|International Classification||G01N21/47, G01N21/55, G01N21/88|
|Cooperative Classification||G01N21/88, G01N21/55, G01N21/4738|
|European Classification||G01N21/88, G01N21/47F, G01N21/55|
|Oct 26, 2005||AS||Assignment|
Owner name: METROLASER, INC., CALIFORNIA
Free format text: ASSIGNMENT OF ASSIGNORS INTEREST;ASSIGNORS:EARTHMAN, JAMES C.;MARKOV, VLADIMIR B.;TROLINGER, JAMES D.;AND OTHERS;REEL/FRAME:016690/0385;SIGNING DATES FROM 20040827 TO 20040909

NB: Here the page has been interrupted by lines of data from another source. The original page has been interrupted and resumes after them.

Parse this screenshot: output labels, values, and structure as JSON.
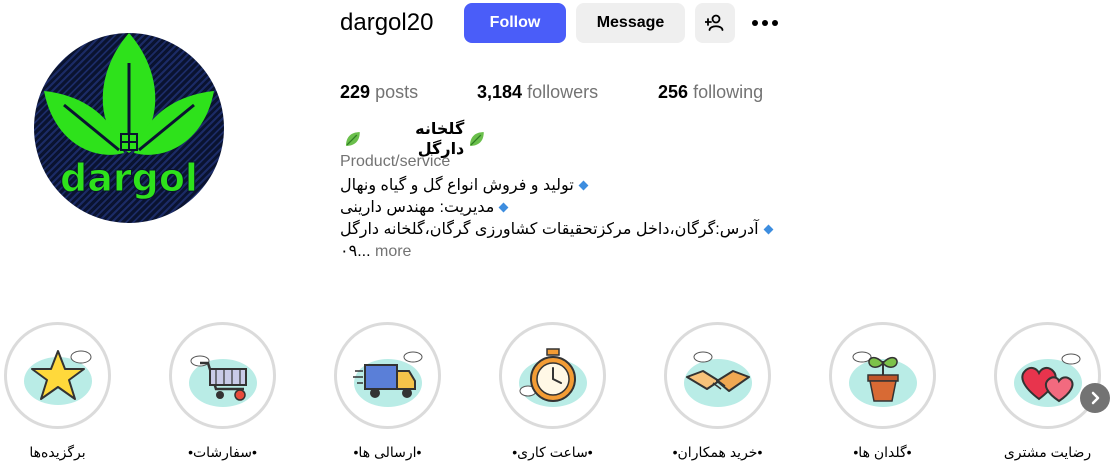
{
  "profile": {
    "username": "dargol20",
    "follow_label": "Follow",
    "message_label": "Message",
    "avatar_text": "dargol"
  },
  "stats": {
    "posts_count": "229",
    "posts_label": "posts",
    "followers_count": "3,184",
    "followers_label": "followers",
    "following_count": "256",
    "following_label": "following"
  },
  "bio": {
    "name": "گلخانه دارگل",
    "category": "Product/service",
    "lines": [
      "تولید و فروش انواع گل و گیاه ونهال",
      "مدیریت: مهندس دارینی",
      "آدرس:گرگان،داخل مرکزتحقیقات کشاورزی گرگان،گلخانه دارگل"
    ],
    "last_line_start": "۰۹...",
    "more_label": "more"
  },
  "highlights": [
    {
      "label": "برگزیده‌ها",
      "icon": "star-icon"
    },
    {
      "label": "•سفارشات•",
      "icon": "shopping-cart-icon"
    },
    {
      "label": "•ارسالی ها•",
      "icon": "delivery-truck-icon"
    },
    {
      "label": "•ساعت کاری•",
      "icon": "clock-icon"
    },
    {
      "label": "•خرید همکاران•",
      "icon": "handshake-icon"
    },
    {
      "label": "•گلدان ها•",
      "icon": "potted-plant-icon"
    },
    {
      "label": "رضایت مشتری",
      "icon": "hearts-icon"
    }
  ],
  "colors": {
    "follow_button": "#4a5df9",
    "secondary_button": "#efefef",
    "muted_text": "#737373",
    "avatar_green": "#2ee21b",
    "bullet_blue": "#3d8ddf"
  }
}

|Nov 22, 2010||FPAY||Fee payment|
Year of fee payment: 4
|Nov 19, 2014||FPAY||Fee payment|
Year of fee payment: 8